---- Data for this task
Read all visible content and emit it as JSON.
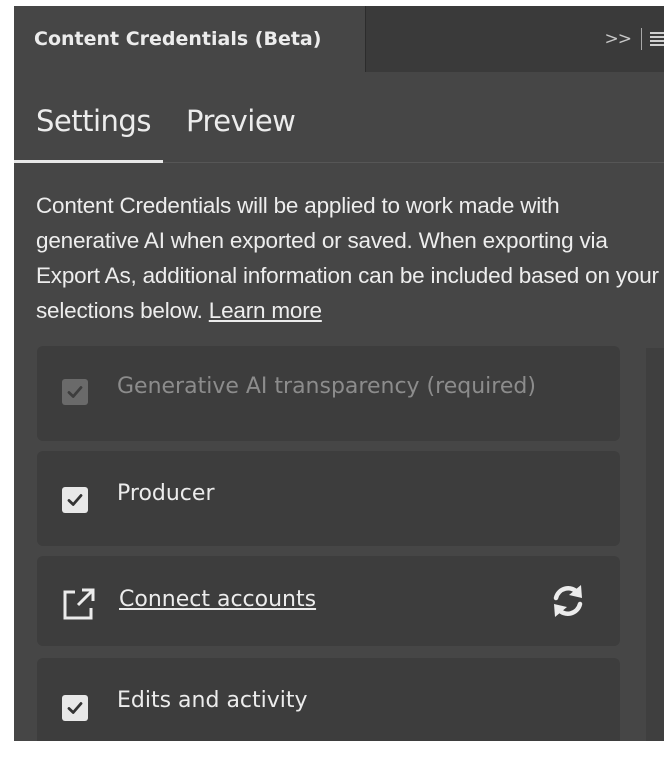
{
  "panel": {
    "tab_title": "Content Credentials (Beta)",
    "collapse_glyph": ">>",
    "menu_icon": "hamburger-menu-icon"
  },
  "tabs": [
    {
      "label": "Settings",
      "selected": true
    },
    {
      "label": "Preview",
      "selected": false
    }
  ],
  "description": {
    "text": "Content Credentials will be applied to work made with generative AI when exported or saved. When exporting via Export As, additional information can be included based on your selections below. ",
    "link": "Learn more"
  },
  "options": [
    {
      "label": "Generative AI transparency (required)",
      "checked": true,
      "disabled": true
    },
    {
      "label": "Producer",
      "checked": true,
      "disabled": false
    },
    {
      "label": "Connect accounts",
      "type": "link",
      "icon": "external-link-icon",
      "action_icon": "refresh-icon"
    },
    {
      "label": "Edits and activity",
      "checked": true,
      "disabled": false
    }
  ],
  "colors": {
    "panel_bg": "#464646",
    "row_bg": "#3d3d3d",
    "text": "#ececec",
    "disabled_text": "#8c8c8c"
  }
}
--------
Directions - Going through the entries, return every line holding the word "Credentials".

Finished task -
    "tab_title": "Content Credentials (Beta)",
    "text": "Content Credentials will be applied to work made with generative AI when exported or saved. When exporting via Export As, additional information can be included based on your selections below. ",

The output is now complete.